As Sessions sipped on a drink, she and Miller batted around ideas about how to crack down on immigration until long after midnight.
Coulter did not respond to requests for comment.
As the presidential campaign heated up, Horowitz's group and the conservative network shifted into high gear.
"Hillary Clinton May Go to Prison," said a Breitbart headline in August 2015, when Bannon was still its chief.
That same month, Frontpagemag.com ran stories titled "Hillary Under Siege" and "The Last Days of Hillary."
Peter Schweizer, president of the Government Accountability Institute, Bannon's charity, published "Clinton Cash," a searing critique of Bill and Hillary Clinton's foundation and personal enrichment. Schweizer worked with Bannon as an editor at large at Breitbart, and the two men were preparing to make a documentary based on the book.

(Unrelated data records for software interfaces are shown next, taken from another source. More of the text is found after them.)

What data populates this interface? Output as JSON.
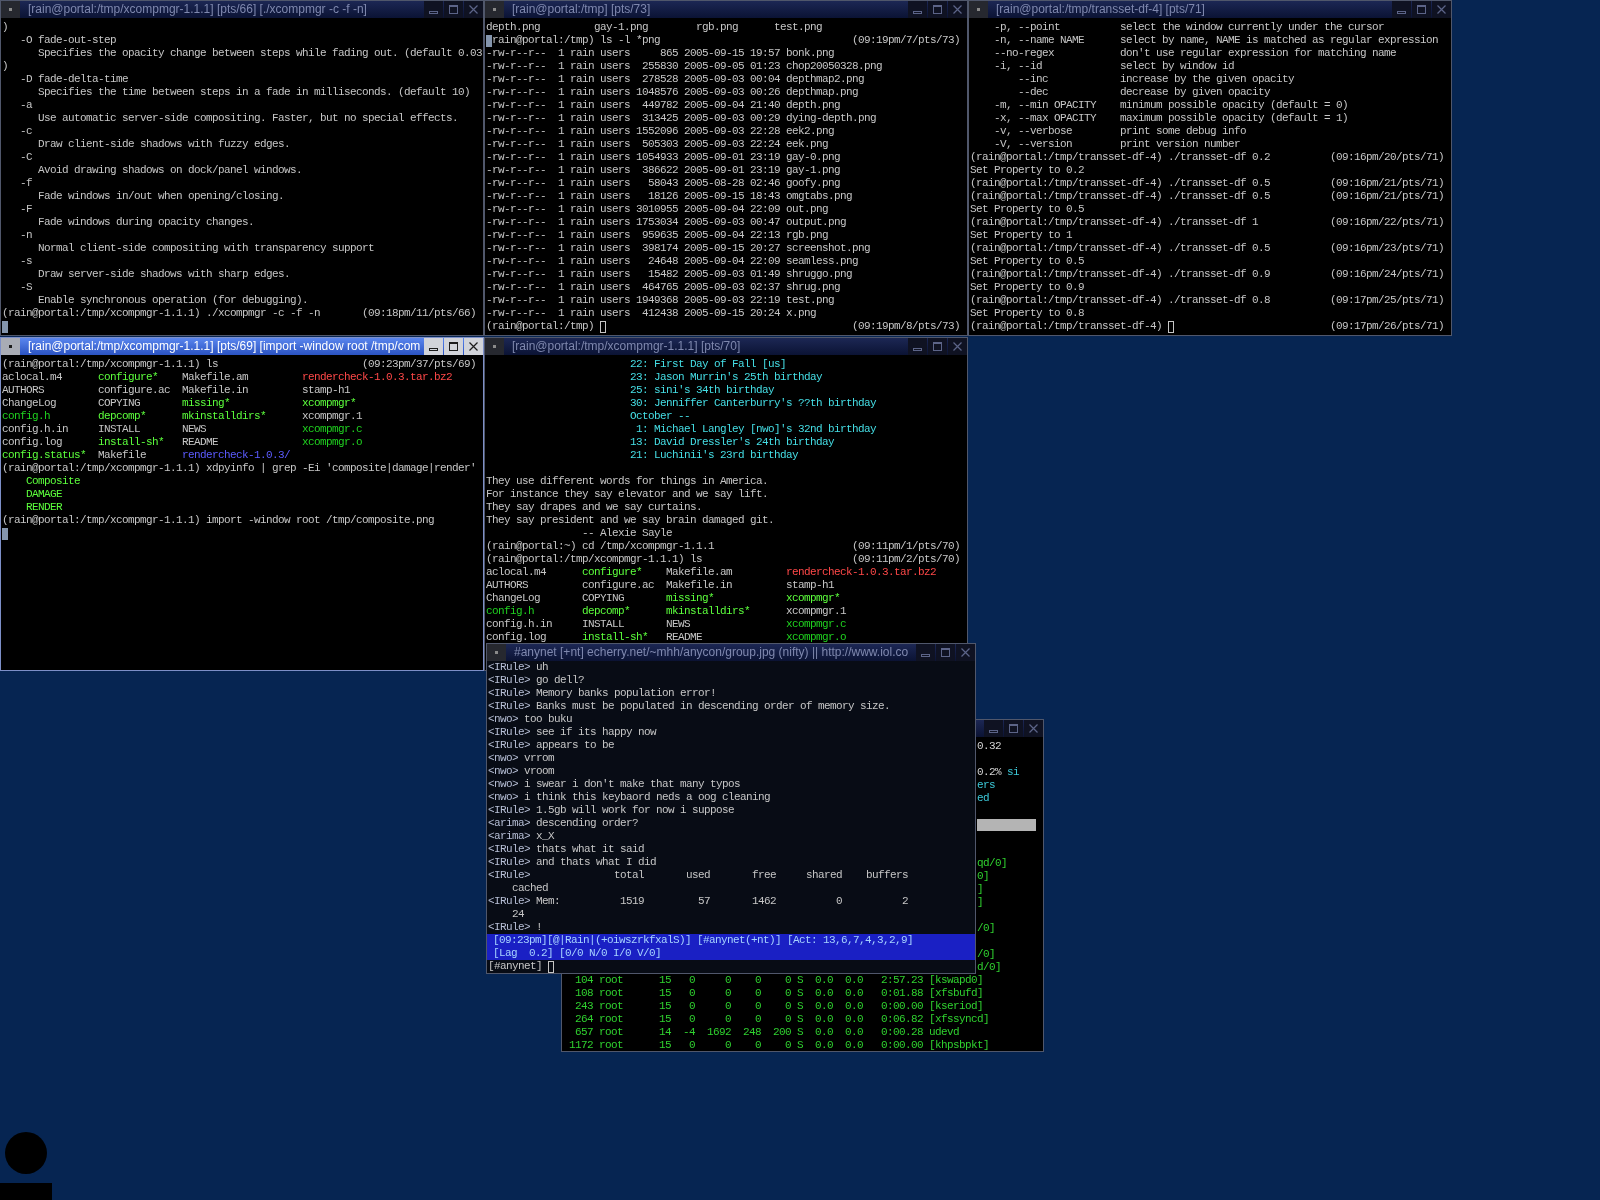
{
  "windows": [
    {
      "kind": "terminal",
      "title": "[rain@portal:/tmp/xcompmgr-1.1.1] [pts/66] [./xcompmgr -c -f -n]",
      "focused": false,
      "lines": [
        {
          "kind": "text",
          "text": ")"
        },
        {
          "kind": "option",
          "flag": "-O fade-out-step",
          "description": "Specifies the opacity change between steps while fading out. (default 0.03"
        },
        {
          "kind": "text",
          "text": ")"
        },
        {
          "kind": "option",
          "flag": "-D fade-delta-time",
          "description": "Specifies the time between steps in a fade in milliseconds. (default 10)"
        },
        {
          "kind": "option",
          "flag": "-a",
          "description": "Use automatic server-side compositing. Faster, but no special effects."
        },
        {
          "kind": "option",
          "flag": "-c",
          "description": "Draw client-side shadows with fuzzy edges."
        },
        {
          "kind": "option",
          "flag": "-C",
          "description": "Avoid drawing shadows on dock/panel windows."
        },
        {
          "kind": "option",
          "flag": "-f",
          "description": "Fade windows in/out when opening/closing."
        },
        {
          "kind": "option",
          "flag": "-F",
          "description": "Fade windows during opacity changes."
        },
        {
          "kind": "option",
          "flag": "-n",
          "description": "Normal client-side compositing with transparency support"
        },
        {
          "kind": "option",
          "flag": "-s",
          "description": "Draw server-side shadows with sharp edges."
        },
        {
          "kind": "option",
          "flag": "-S",
          "description": "Enable synchronous operation (for debugging)."
        },
        {
          "kind": "prompt",
          "text": "(rain@portal:/tmp/xcompmgr-1.1.1) ./xcompmgr -c -f -n",
          "stamp": "(09:18pm/11/pts/66)",
          "block_cursor": false,
          "cursor": false
        },
        {
          "kind": "cursor"
        }
      ]
    },
    {
      "kind": "terminal",
      "title": "[rain@portal:/tmp] [pts/73]",
      "focused": false,
      "lines": [
        {
          "kind": "listing",
          "rows": [
            [
              {
                "name": "depth.png",
                "kind": "file"
              },
              {
                "name": "gay-1.png",
                "kind": "file"
              },
              {
                "name": "rgb.png",
                "kind": "file"
              },
              {
                "name": "test.png",
                "kind": "file"
              }
            ]
          ]
        },
        {
          "kind": "prompt",
          "text": "rain@portal:/tmp) ls -l *png",
          "stamp": "(09:19pm/7/pts/73)",
          "block_cursor": true,
          "cursor": false
        },
        {
          "kind": "long_listing",
          "rows": [
            {
              "perms": "-rw-r--r--",
              "links": "1",
              "owner": "rain",
              "group": "users",
              "size": "865",
              "date": "2005-09-15",
              "time": "19:57",
              "name": "bonk.png"
            },
            {
              "perms": "-rw-r--r--",
              "links": "1",
              "owner": "rain",
              "group": "users",
              "size": "255830",
              "date": "2005-09-05",
              "time": "01:23",
              "name": "chop20050328.png"
            },
            {
              "perms": "-rw-r--r--",
              "links": "1",
              "owner": "rain",
              "group": "users",
              "size": "278528",
              "date": "2005-09-03",
              "time": "00:04",
              "name": "depthmap2.png"
            },
            {
              "perms": "-rw-r--r--",
              "links": "1",
              "owner": "rain",
              "group": "users",
              "size": "1048576",
              "date": "2005-09-03",
              "time": "00:26",
              "name": "depthmap.png"
            },
            {
              "perms": "-rw-r--r--",
              "links": "1",
              "owner": "rain",
              "group": "users",
              "size": "449782",
              "date": "2005-09-04",
              "time": "21:40",
              "name": "depth.png"
            },
            {
              "perms": "-rw-r--r--",
              "links": "1",
              "owner": "rain",
              "group": "users",
              "size": "313425",
              "date": "2005-09-03",
              "time": "00:29",
              "name": "dying-depth.png"
            },
            {
              "perms": "-rw-r--r--",
              "links": "1",
              "owner": "rain",
              "group": "users",
              "size": "1552096",
              "date": "2005-09-03",
              "time": "22:28",
              "name": "eek2.png"
            },
            {
              "perms": "-rw-r--r--",
              "links": "1",
              "owner": "rain",
              "group": "users",
              "size": "505303",
              "date": "2005-09-03",
              "time": "22:24",
              "name": "eek.png"
            },
            {
              "perms": "-rw-r--r--",
              "links": "1",
              "owner": "rain",
              "group": "users",
              "size": "1054933",
              "date": "2005-09-01",
              "time": "23:19",
              "name": "gay-0.png"
            },
            {
              "perms": "-rw-r--r--",
              "links": "1",
              "owner": "rain",
              "group": "users",
              "size": "386622",
              "date": "2005-09-01",
              "time": "23:19",
              "name": "gay-1.png"
            },
            {
              "perms": "-rw-r--r--",
              "links": "1",
              "owner": "rain",
              "group": "users",
              "size": "58043",
              "date": "2005-08-28",
              "time": "02:46",
              "name": "goofy.png"
            },
            {
              "perms": "-rw-r--r--",
              "links": "1",
              "owner": "rain",
              "group": "users",
              "size": "18126",
              "date": "2005-09-15",
              "time": "18:43",
              "name": "omgtabs.png"
            },
            {
              "perms": "-rw-r--r--",
              "links": "1",
              "owner": "rain",
              "group": "users",
              "size": "3010955",
              "date": "2005-09-04",
              "time": "22:09",
              "name": "out.png"
            },
            {
              "perms": "-rw-r--r--",
              "links": "1",
              "owner": "rain",
              "group": "users",
              "size": "1753034",
              "date": "2005-09-03",
              "time": "00:47",
              "name": "output.png"
            },
            {
              "perms": "-rw-r--r--",
              "links": "1",
              "owner": "rain",
              "group": "users",
              "size": "959635",
              "date": "2005-09-04",
              "time": "22:13",
              "name": "rgb.png"
            },
            {
              "perms": "-rw-r--r--",
              "links": "1",
              "owner": "rain",
              "group": "users",
              "size": "398174",
              "date": "2005-09-15",
              "time": "20:27",
              "name": "screenshot.png"
            },
            {
              "perms": "-rw-r--r--",
              "links": "1",
              "owner": "rain",
              "group": "users",
              "size": "24648",
              "date": "2005-09-04",
              "time": "22:09",
              "name": "seamless.png"
            },
            {
              "perms": "-rw-r--r--",
              "links": "1",
              "owner": "rain",
              "group": "users",
              "size": "15482",
              "date": "2005-09-03",
              "time": "01:49",
              "name": "shruggo.png"
            },
            {
              "perms": "-rw-r--r--",
              "links": "1",
              "owner": "rain",
              "group": "users",
              "size": "464765",
              "date": "2005-09-03",
              "time": "02:37",
              "name": "shrug.png"
            },
            {
              "perms": "-rw-r--r--",
              "links": "1",
              "owner": "rain",
              "group": "users",
              "size": "1949368",
              "date": "2005-09-03",
              "time": "22:19",
              "name": "test.png"
            },
            {
              "perms": "-rw-r--r--",
              "links": "1",
              "owner": "rain",
              "group": "users",
              "size": "412438",
              "date": "2005-09-15",
              "time": "20:24",
              "name": "x.png"
            }
          ]
        },
        {
          "kind": "prompt",
          "text": "(rain@portal:/tmp)",
          "stamp": "(09:19pm/8/pts/73)",
          "block_cursor": false,
          "cursor": true
        }
      ]
    },
    {
      "kind": "terminal",
      "title": "[rain@portal:/tmp/transset-df-4] [pts/71]",
      "focused": false,
      "lines": [
        {
          "kind": "option_row",
          "flag": "-p, --point",
          "description": "select the window currently under the cursor"
        },
        {
          "kind": "option_row",
          "flag": "-n, --name NAME",
          "description": "select by name, NAME is matched as regular expression"
        },
        {
          "kind": "option_row",
          "flag": "--no-regex",
          "description": "don't use regular expression for matching name"
        },
        {
          "kind": "option_row",
          "flag": "-i, --id",
          "description": "select by window id",
          "children": [
            {
              "flag": "--inc",
              "description": "increase by the given opacity"
            },
            {
              "flag": "--dec",
              "description": "decrease by given opacity"
            }
          ]
        },
        {
          "kind": "option_row",
          "flag": "-m, --min OPACITY",
          "description": "minimum possible opacity (default = 0)"
        },
        {
          "kind": "option_row",
          "flag": "-x, --max OPACITY",
          "description": "maximum possible opacity (default = 1)"
        },
        {
          "kind": "option_row",
          "flag": "-v, --verbose",
          "description": "print some debug info"
        },
        {
          "kind": "option_row",
          "flag": "-V, --version",
          "description": "print version number"
        },
        {
          "kind": "prompt",
          "text": "(rain@portal:/tmp/transset-df-4) ./transset-df 0.2",
          "stamp": "(09:16pm/20/pts/71)",
          "block_cursor": false,
          "cursor": false
        },
        {
          "kind": "text",
          "text": "Set Property to 0.2"
        },
        {
          "kind": "prompt",
          "text": "(rain@portal:/tmp/transset-df-4) ./transset-df 0.5",
          "stamp": "(09:16pm/21/pts/71)",
          "block_cursor": false,
          "cursor": false
        },
        {
          "kind": "prompt",
          "text": "(rain@portal:/tmp/transset-df-4) ./transset-df 0.5",
          "stamp": "(09:16pm/21/pts/71)",
          "block_cursor": false,
          "cursor": false
        },
        {
          "kind": "text",
          "text": "Set Property to 0.5"
        },
        {
          "kind": "prompt",
          "text": "(rain@portal:/tmp/transset-df-4) ./transset-df 1",
          "stamp": "(09:16pm/22/pts/71)",
          "block_cursor": false,
          "cursor": false
        },
        {
          "kind": "text",
          "text": "Set Property to 1"
        },
        {
          "kind": "prompt",
          "text": "(rain@portal:/tmp/transset-df-4) ./transset-df 0.5",
          "stamp": "(09:16pm/23/pts/71)",
          "block_cursor": false,
          "cursor": false
        },
        {
          "kind": "text",
          "text": "Set Property to 0.5"
        },
        {
          "kind": "prompt",
          "text": "(rain@portal:/tmp/transset-df-4) ./transset-df 0.9",
          "stamp": "(09:16pm/24/pts/71)",
          "block_cursor": false,
          "cursor": false
        },
        {
          "kind": "text",
          "text": "Set Property to 0.9"
        },
        {
          "kind": "prompt",
          "text": "(rain@portal:/tmp/transset-df-4) ./transset-df 0.8",
          "stamp": "(09:17pm/25/pts/71)",
          "block_cursor": false,
          "cursor": false
        },
        {
          "kind": "text",
          "text": "Set Property to 0.8"
        },
        {
          "kind": "prompt",
          "text": "(rain@portal:/tmp/transset-df-4)",
          "stamp": "(09:17pm/26/pts/71)",
          "block_cursor": false,
          "cursor": true
        }
      ]
    },
    {
      "kind": "terminal",
      "title": "[rain@portal:/tmp/xcompmgr-1.1.1] [pts/69] [import -window root /tmp/com",
      "focused": true,
      "lines": [
        {
          "kind": "prompt",
          "text": "(rain@portal:/tmp/xcompmgr-1.1.1) ls",
          "stamp": "(09:23pm/37/pts/69)",
          "block_cursor": false,
          "cursor": false
        },
        {
          "kind": "listing",
          "rows": [
            [
              {
                "name": "aclocal.m4",
                "kind": "file"
              },
              {
                "name": "configure*",
                "kind": "executable"
              },
              {
                "name": "Makefile.am",
                "kind": "file"
              },
              {
                "name": "rendercheck-1.0.3.tar.bz2",
                "kind": "archive"
              }
            ],
            [
              {
                "name": "AUTHORS",
                "kind": "file"
              },
              {
                "name": "configure.ac",
                "kind": "file"
              },
              {
                "name": "Makefile.in",
                "kind": "file"
              },
              {
                "name": "stamp-h1",
                "kind": "file"
              }
            ],
            [
              {
                "name": "ChangeLog",
                "kind": "file"
              },
              {
                "name": "COPYING",
                "kind": "file"
              },
              {
                "name": "missing*",
                "kind": "executable"
              },
              {
                "name": "xcompmgr*",
                "kind": "executable"
              }
            ],
            [
              {
                "name": "config.h",
                "kind": "source"
              },
              {
                "name": "depcomp*",
                "kind": "executable"
              },
              {
                "name": "mkinstalldirs*",
                "kind": "executable"
              },
              {
                "name": "xcompmgr.1",
                "kind": "file"
              }
            ],
            [
              {
                "name": "config.h.in",
                "kind": "file"
              },
              {
                "name": "INSTALL",
                "kind": "file"
              },
              {
                "name": "NEWS",
                "kind": "file"
              },
              {
                "name": "xcompmgr.c",
                "kind": "source"
              }
            ],
            [
              {
                "name": "config.log",
                "kind": "file"
              },
              {
                "name": "install-sh*",
                "kind": "executable"
              },
              {
                "name": "README",
                "kind": "file"
              },
              {
                "name": "xcompmgr.o",
                "kind": "source"
              }
            ],
            [
              {
                "name": "config.status*",
                "kind": "executable"
              },
              {
                "name": "Makefile",
                "kind": "file"
              },
              {
                "name": "rendercheck-1.0.3/",
                "kind": "directory"
              }
            ]
          ]
        },
        {
          "kind": "prompt",
          "text": "(rain@portal:/tmp/xcompmgr-1.1.1) xdpyinfo | grep -Ei 'composite|damage|render'",
          "block_cursor": false,
          "cursor": false
        },
        {
          "kind": "match",
          "text": "Composite"
        },
        {
          "kind": "match",
          "text": "DAMAGE"
        },
        {
          "kind": "match",
          "text": "RENDER"
        },
        {
          "kind": "prompt",
          "text": "(rain@portal:/tmp/xcompmgr-1.1.1) import -window root /tmp/composite.png",
          "block_cursor": false,
          "cursor": false
        },
        {
          "kind": "cursor"
        }
      ]
    },
    {
      "kind": "terminal",
      "title": "[rain@portal:/tmp/xcompmgr-1.1.1] [pts/70]",
      "focused": false,
      "lines": [
        {
          "kind": "calendar",
          "day": "22:",
          "event": "First Day of Fall [us]"
        },
        {
          "kind": "calendar",
          "day": "23:",
          "event": "Jason Murrin's 25th birthday"
        },
        {
          "kind": "calendar",
          "day": "25:",
          "event": "sini's 34th birthday"
        },
        {
          "kind": "calendar",
          "day": "30:",
          "event": "Jenniffer Canterburry's ??th birthday"
        },
        {
          "kind": "month",
          "text": "October --"
        },
        {
          "kind": "calendar",
          "day": "1:",
          "event": "Michael Langley [nwo]'s 32nd birthday"
        },
        {
          "kind": "calendar",
          "day": "13:",
          "event": "David Dressler's 24th birthday"
        },
        {
          "kind": "calendar",
          "day": "21:",
          "event": "Luchinii's 23rd birthday"
        },
        {
          "kind": "blank"
        },
        {
          "kind": "quote",
          "text": "They use different words for things in America."
        },
        {
          "kind": "quote",
          "text": "For instance they say elevator and we say lift."
        },
        {
          "kind": "quote",
          "text": "They say drapes and we say curtains."
        },
        {
          "kind": "quote",
          "text": "They say president and we say brain damaged git."
        },
        {
          "kind": "attribution",
          "text": "-- Alexie Sayle"
        },
        {
          "kind": "prompt",
          "text": "(rain@portal:~) cd /tmp/xcompmgr-1.1.1",
          "stamp": "(09:11pm/1/pts/70)",
          "block_cursor": false,
          "cursor": false
        },
        {
          "kind": "prompt",
          "text": "(rain@portal:/tmp/xcompmgr-1.1.1) ls",
          "stamp": "(09:11pm/2/pts/70)",
          "block_cursor": false,
          "cursor": false
        },
        {
          "kind": "listing",
          "rows": [
            [
              {
                "name": "aclocal.m4",
                "kind": "file"
              },
              {
                "name": "configure*",
                "kind": "executable"
              },
              {
                "name": "Makefile.am",
                "kind": "file"
              },
              {
                "name": "rendercheck-1.0.3.tar.bz2",
                "kind": "archive"
              }
            ],
            [
              {
                "name": "AUTHORS",
                "kind": "file"
              },
              {
                "name": "configure.ac",
                "kind": "file"
              },
              {
                "name": "Makefile.in",
                "kind": "file"
              },
              {
                "name": "stamp-h1",
                "kind": "file"
              }
            ],
            [
              {
                "name": "ChangeLog",
                "kind": "file"
              },
              {
                "name": "COPYING",
                "kind": "file"
              },
              {
                "name": "missing*",
                "kind": "executable"
              },
              {
                "name": "xcompmgr*",
                "kind": "executable"
              }
            ],
            [
              {
                "name": "config.h",
                "kind": "source"
              },
              {
                "name": "depcomp*",
                "kind": "executable"
              },
              {
                "name": "mkinstalldirs*",
                "kind": "executable"
              },
              {
                "name": "xcompmgr.1",
                "kind": "file"
              }
            ],
            [
              {
                "name": "config.h.in",
                "kind": "file"
              },
              {
                "name": "INSTALL",
                "kind": "file"
              },
              {
                "name": "NEWS",
                "kind": "file"
              },
              {
                "name": "xcompmgr.c",
                "kind": "source"
              }
            ],
            [
              {
                "name": "config.log",
                "kind": "file"
              },
              {
                "name": "install-sh*",
                "kind": "executable"
              },
              {
                "name": "README",
                "kind": "file"
              },
              {
                "name": "xcompmgr.o",
                "kind": "source"
              }
            ]
          ]
        }
      ]
    },
    {
      "kind": "irc",
      "title": "#anynet [+nt] echerry.net/~mhh/anycon/group.jpg (nifty) || http://www.iol.co",
      "focused": false,
      "messages": [
        {
          "kind": "message",
          "nick": "<IRule>",
          "text": "uh"
        },
        {
          "kind": "message",
          "nick": "<IRule>",
          "text": "go dell?"
        },
        {
          "kind": "message",
          "nick": "<IRule>",
          "text": "Memory banks population error!"
        },
        {
          "kind": "message",
          "nick": "<IRule>",
          "text": "Banks must be populated in descending order of memory size."
        },
        {
          "kind": "message",
          "nick": "<nwo>",
          "text": "too buku"
        },
        {
          "kind": "message",
          "nick": "<IRule>",
          "text": "see if its happy now"
        },
        {
          "kind": "message",
          "nick": "<IRule>",
          "text": "appears to be"
        },
        {
          "kind": "message",
          "nick": "<nwo>",
          "text": "vrrom"
        },
        {
          "kind": "message",
          "nick": "<nwo>",
          "text": "vroom"
        },
        {
          "kind": "message",
          "nick": "<nwo>",
          "text": "i swear i don't make that many typos"
        },
        {
          "kind": "message",
          "nick": "<nwo>",
          "text": "i think this keybaord neds a oog cleaning"
        },
        {
          "kind": "message",
          "nick": "<IRule>",
          "text": "1.5gb will work for now i suppose"
        },
        {
          "kind": "message",
          "nick": "<arima>",
          "text": "descending order?"
        },
        {
          "kind": "message",
          "nick": "<arima>",
          "text": "x_X"
        },
        {
          "kind": "message",
          "nick": "<IRule>",
          "text": "thats what it said"
        },
        {
          "kind": "message",
          "nick": "<IRule>",
          "text": "and thats what I did"
        },
        {
          "kind": "table_header",
          "nick": "<IRule>",
          "cells": [
            "total",
            "used",
            "free",
            "shared",
            "buffers"
          ],
          "overflow": "cached"
        },
        {
          "kind": "table_row",
          "nick": "<IRule>",
          "label": "Mem:",
          "cells": [
            "1519",
            "57",
            "1462",
            "0",
            "2"
          ],
          "overflow": "24"
        },
        {
          "kind": "message",
          "nick": "<IRule>",
          "text": "!"
        }
      ],
      "status_bar": {
        "lines": [
          {
            "items": [
              "[09:23pm][@|Rain|(+oiwszrkfxalS)]",
              "[#anynet(+nt)]",
              "[Act: 13,6,7,4,3,2,9]"
            ]
          },
          {
            "items": [
              "[Lag  0.2]",
              "[0/0 N/0 I/0 V/0]"
            ]
          }
        ]
      },
      "input": {
        "prompt": "[#anynet]"
      }
    },
    {
      "kind": "top",
      "focused": false,
      "lines": [
        {
          "kind": "value",
          "text": "0.32"
        },
        {
          "kind": "blank"
        },
        {
          "kind": "stat",
          "value": "0.2%",
          "label": "si"
        },
        {
          "kind": "label",
          "text": "ers"
        },
        {
          "kind": "label",
          "text": "ed"
        },
        {
          "kind": "blank"
        },
        {
          "kind": "header"
        },
        {
          "kind": "blank"
        },
        {
          "kind": "blank"
        },
        {
          "kind": "command",
          "text": "qd/0]"
        },
        {
          "kind": "command",
          "text": "0]"
        },
        {
          "kind": "command",
          "text": "]"
        },
        {
          "kind": "command",
          "text": "]"
        },
        {
          "kind": "blank"
        },
        {
          "kind": "command",
          "text": "/0]"
        },
        {
          "kind": "blank"
        },
        {
          "kind": "command",
          "text": "/0]"
        },
        {
          "kind": "command",
          "text": "d/0]"
        },
        {
          "kind": "process",
          "pid": "104",
          "user": "root",
          "pr": "15",
          "ni": "0",
          "virt": "0",
          "res": "0",
          "shr": "0",
          "state": "S",
          "cpu": "0.0",
          "mem": "0.0",
          "time": "2:57.23",
          "command": "[kswapd0]"
        },
        {
          "kind": "process",
          "pid": "108",
          "user": "root",
          "pr": "15",
          "ni": "0",
          "virt": "0",
          "res": "0",
          "shr": "0",
          "state": "S",
          "cpu": "0.0",
          "mem": "0.0",
          "time": "0:01.88",
          "command": "[xfsbufd]"
        },
        {
          "kind": "process",
          "pid": "243",
          "user": "root",
          "pr": "15",
          "ni": "0",
          "virt": "0",
          "res": "0",
          "shr": "0",
          "state": "S",
          "cpu": "0.0",
          "mem": "0.0",
          "time": "0:00.00",
          "command": "[kseriod]"
        },
        {
          "kind": "process",
          "pid": "264",
          "user": "root",
          "pr": "15",
          "ni": "0",
          "virt": "0",
          "res": "0",
          "shr": "0",
          "state": "S",
          "cpu": "0.0",
          "mem": "0.0",
          "time": "0:06.82",
          "command": "[xfssyncd]"
        },
        {
          "kind": "process",
          "pid": "657",
          "user": "root",
          "pr": "14",
          "ni": "-4",
          "virt": "1692",
          "res": "248",
          "shr": "200",
          "state": "S",
          "cpu": "0.0",
          "mem": "0.0",
          "time": "0:00.28",
          "command": "udevd"
        },
        {
          "kind": "process",
          "pid": "1172",
          "user": "root",
          "pr": "15",
          "ni": "0",
          "virt": "0",
          "res": "0",
          "shr": "0",
          "state": "S",
          "cpu": "0.0",
          "mem": "0.0",
          "time": "0:00.00",
          "command": "[khpsbpkt]"
        }
      ]
    }
  ]
}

For his part, Horowitz fired off contentious remarks about the race at every turn, and not only about Hillary Clinton. He also denounced the Republicans who branded themselves "Never Trump." In May 2016, when it became clear Trump would be the Republican nominee, he called conservative columnist William Kristol a "Republican spoiler" and "renegade Jew" in Breitbart News because of his opposition to Trump.
"To weaken the only party that stands between the Jews and their annihilation, and between America and the forces intent on destroying her, is a political miscalculation so great and a betrayal so profound as to not be easily forgiven," Horowitz wrote.
The article created an uproar, with some critics accusing the Jewish Horowitz of making anti-Semitic remarks. In response to questions from the Post, Kristol played down the episode and dismissed Horowitz as a bombastic self-promoter.
"David is an angry man. He thinks he's been denied the power and recognition he deserves. So he lashes out. I shudder to think of David's rage when he realizes he's been taken for a ride by a con man," Kristol said.
"I look forward to the day when American conservatism regains its moral health and political sanity, and the David Horowitz center is back on the fringe, where I'm afraid it belongs."
But the Freedom Center and others in the network were rising on the Trump tide. The campaign named Bannon the chief executive, David Bossie of Citizens United the vice president and Miller an adviser.
In August, Horowitz took advantage of his ties to the campaign to offer a proposal for spending billions on school vouchers for poor, largely minority children — who Horowitz said had been underserved by Democrats. Miller made sure it became part of Trump's platform — along with a proposed ban on Muslims, a border wall and other ideas long supported by the Freedom Center and its ideological allies.
On Dec. 14, 2016, during a videotaped event, Horowitz expressed happiness about Trump's victory and said Republicans had finally woken up to his approach to politics. He pulled out a piece of folded paper from his suit coat a list of Freedom Center supporters already in the administration.
"It's quite an impressive list," Horowitz said, rattling off the names: Sessions, Bannon, Vice President Mike Pence, Reince Priebus, Kellyanne Conway and at least six others.
"My personal favorite is Steve Miller, because Steve, who was today appointed the senior policy adviser in the White House . . . is a kind of protege of mine," he said. "So the center has a big stake in this administration."
The White House and Justice Department did not respond to requests for comment.
Two weeks later, the Freedom Center named Bannon its Man of the Year.
"Over the years people would refer to my Freedom Center as a 'think tank' and I would correct them, 'No, it's a battle tank,' because that is what I felt was missing most in the conservative cause — troops ready and willing to fight fire with fire," Horowitz wrote in Breitbart in February. "The Trump administration may be only a few weeks old, but it is already clear that the new White House is a battle tank."